A major reason for the high cost of US healthcare is that Americans pay full prices for brand new drugs that are either not available in other countries or (due to monopsony buying power) sold at a vastly reduced price. We have an American pharmaceutical (and now biotech) industry because of this policy, and we get solutions before anyone else, but effectively American consumers subsidize the rest of the world.
Without healthcare reform, one of the biggest healthcare policy questions before Congress would be establishing the policy for generic biotech drugs. Unlike small molecule (chemically produced) drugs, it is much harder to establish the biological equivalence of large molecule biologics (which tend to be protein-based created using recombinant DNA) without conducting new clinical trials.
Of course, generic biotech drug makers do not want to be required to conduct expensive and time-consuming clinical trials. They would rather sell knock-off drugs after patents expire, just as small molecule generic makers did after Hatch-Waxman came into effect.
The government has two hats here. As the safety regulator, it must reduce the chances of unsafe drugs being sold. As the nation’s largest drug purchaser (and antitrust regulator) it wants lots of competition for drugs to push down prices, as Hatch-Watchman has done for small-molecule drugs.
Alas, there is also the little inconvenient problem that if the biotech companies never get monopoly rents, then they won’t get VC investment and won’t develop drugs and probably won’t even come into existence. Large risky investments in innovation (new compound investments are among the riskiest) don’t get made without financial incentives and a supply of capital. (There are academic criticisms of using patents to incentivize innovation, but patents are a much cleaner incentive for pharma innovation than for say software or electronics).

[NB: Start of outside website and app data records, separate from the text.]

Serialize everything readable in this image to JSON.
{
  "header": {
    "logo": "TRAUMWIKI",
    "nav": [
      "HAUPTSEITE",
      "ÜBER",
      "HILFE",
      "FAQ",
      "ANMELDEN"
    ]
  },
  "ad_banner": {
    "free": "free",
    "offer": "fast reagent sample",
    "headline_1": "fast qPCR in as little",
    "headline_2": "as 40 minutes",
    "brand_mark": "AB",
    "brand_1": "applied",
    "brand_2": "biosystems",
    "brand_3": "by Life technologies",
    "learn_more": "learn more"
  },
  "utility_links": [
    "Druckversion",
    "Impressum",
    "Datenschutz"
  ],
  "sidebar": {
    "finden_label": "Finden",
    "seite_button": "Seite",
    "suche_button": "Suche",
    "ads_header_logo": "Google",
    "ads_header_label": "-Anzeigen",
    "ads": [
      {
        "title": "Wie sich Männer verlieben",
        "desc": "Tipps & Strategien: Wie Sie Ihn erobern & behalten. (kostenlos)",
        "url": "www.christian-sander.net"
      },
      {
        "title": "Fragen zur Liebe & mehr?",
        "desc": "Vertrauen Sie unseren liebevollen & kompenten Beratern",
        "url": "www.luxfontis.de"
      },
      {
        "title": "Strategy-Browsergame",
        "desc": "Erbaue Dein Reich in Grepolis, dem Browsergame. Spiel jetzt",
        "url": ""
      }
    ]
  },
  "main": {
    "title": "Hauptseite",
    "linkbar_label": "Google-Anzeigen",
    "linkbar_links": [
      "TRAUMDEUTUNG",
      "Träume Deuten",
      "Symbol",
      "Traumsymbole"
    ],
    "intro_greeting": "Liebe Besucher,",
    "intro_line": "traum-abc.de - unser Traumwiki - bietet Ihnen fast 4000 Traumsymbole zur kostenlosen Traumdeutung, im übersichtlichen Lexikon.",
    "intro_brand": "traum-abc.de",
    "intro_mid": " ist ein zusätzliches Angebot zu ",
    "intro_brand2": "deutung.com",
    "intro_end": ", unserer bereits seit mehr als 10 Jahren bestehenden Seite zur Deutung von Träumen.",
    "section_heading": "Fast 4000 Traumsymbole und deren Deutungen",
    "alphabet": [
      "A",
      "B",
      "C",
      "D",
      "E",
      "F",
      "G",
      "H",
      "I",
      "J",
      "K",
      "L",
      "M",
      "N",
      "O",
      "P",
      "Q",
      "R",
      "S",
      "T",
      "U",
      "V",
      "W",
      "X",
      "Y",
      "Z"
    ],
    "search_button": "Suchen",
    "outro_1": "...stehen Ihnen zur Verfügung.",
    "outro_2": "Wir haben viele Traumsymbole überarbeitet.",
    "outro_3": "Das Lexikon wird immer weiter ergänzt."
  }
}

Blogger Gene Quinn of IP Watchdog notes an interesting policy discussion last week on CNBC with two former government officials and the head of BIO (Biotech Industry Organization), the industry trade association. He summarizes the issues succinctly:
[T]he segment is well worth watching and will no doubt dispel the myths and lack of understanding by open-minded individuals who question why the biotechnology industry wanted 12 to 14 years of exclusivity for biologics, when the FTC said zero years of exclusivity would be sufficient, President Obama wanted no more than 7 years of exclusivity and Congress opted for 12 years of protection. Co-anchor Joe Kernan started off the questioning by saying: “How did you get 12 years? Why exclude biotechnology from the cost pressures that everyone else is going to have to live under?”Surrounded by Republicans, apparently the CNBC host interjected himself to speak for the administration’s position:
Specifically, Kernan said: “it just seems like you are a poster child for the exorbitant costs of treatment and maybe some of the costs we shouldn’t be undertaking and we have to judge where to spend the money.” And people wonder why throughout the health care debate the public has been fighting so hard, despite the erroneous and scandalous labels hurled at ordinary citizens who simply want answers and know the government is lying about so much.Or, as Harvard economist Marvin Feldstein put it Wednesday: “The Obama strategy is to reduce health costs by rationing the services that we and future generations of patients will receive.”
Here, Kernan defines the problem as should we be undertaking the cost of exorbitant treatments? Despite what President Obama and his team say, and despite what Democrats in Congress say, the truth is that the overwhelming majority of health care costs come at the end of life, and the only way to lower costs is to ration care at the end of life, as was suggested by Kernan.
Patent term is the key policy lever for increasing or decreasing the incentives for new drug discovery: it can make or break companies in this industry (while at the same time, excessive term delays competition that makes readily available).
I hope that the patent issue can be debated outside the context of healthcare reform, because it’s too important an issue to get buried among 1,011 unread pages of the healthcare reform bill.